**TASK BRIEF:**
Retype each entry exactly. Skip any pictures.

**DATA SHOWN:**
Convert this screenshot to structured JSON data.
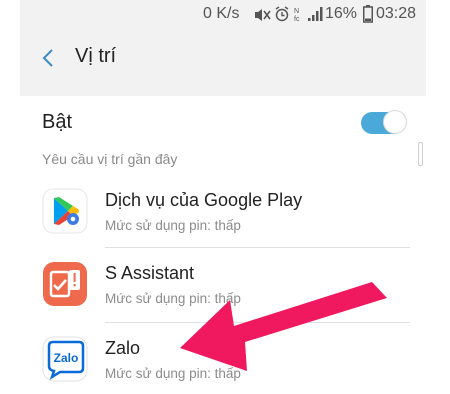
{
  "status_bar": {
    "net_speed": "0 K/s",
    "battery": "16%",
    "time": "03:28",
    "icons": [
      "mute-icon",
      "alarm-icon",
      "nfc-icon",
      "signal-icon",
      "battery-icon"
    ]
  },
  "header": {
    "title": "Vị trí"
  },
  "location_toggle": {
    "label": "Bật",
    "on": true
  },
  "recent_requests": {
    "header": "Yêu cầu vị trí gần đây",
    "apps": [
      {
        "name": "Dịch vụ của Google Play",
        "battery_usage": "Mức sử dụng pin: thấp",
        "icon": "google-play-services-icon"
      },
      {
        "name": "S Assistant",
        "battery_usage": "Mức sử dụng pin: thấp",
        "icon": "s-assistant-icon"
      },
      {
        "name": "Zalo",
        "battery_usage": "Mức sử dụng pin: thấp",
        "icon": "zalo-icon"
      }
    ]
  },
  "colors": {
    "accent": "#4aa9d8",
    "annotation_arrow": "#f0185f",
    "s_assistant": "#ef6a4c",
    "zalo": "#0a6ad8"
  }
}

**TASK ANSWER:**
Convert this screenshot to structured JSON data.
{
  "status_bar": {
    "net_speed": "0 K/s",
    "battery": "16%",
    "time": "03:28",
    "icons": [
      "mute-icon",
      "alarm-icon",
      "nfc-icon",
      "signal-icon",
      "battery-icon"
    ]
  },
  "header": {
    "title": "Vị trí"
  },
  "location_toggle": {
    "label": "Bật",
    "on": true
  },
  "recent_requests": {
    "header": "Yêu cầu vị trí gần đây",
    "apps": [
      {
        "name": "Dịch vụ của Google Play",
        "battery_usage": "Mức sử dụng pin: thấp",
        "icon": "google-play-services-icon"
      },
      {
        "name": "S Assistant",
        "battery_usage": "Mức sử dụng pin: thấp",
        "icon": "s-assistant-icon"
      },
      {
        "name": "Zalo",
        "battery_usage": "Mức sử dụng pin: thấp",
        "icon": "zalo-icon"
      }
    ]
  },
  "colors": {
    "accent": "#4aa9d8",
    "annotation_arrow": "#f0185f",
    "s_assistant": "#ef6a4c",
    "zalo": "#0a6ad8"
  }
}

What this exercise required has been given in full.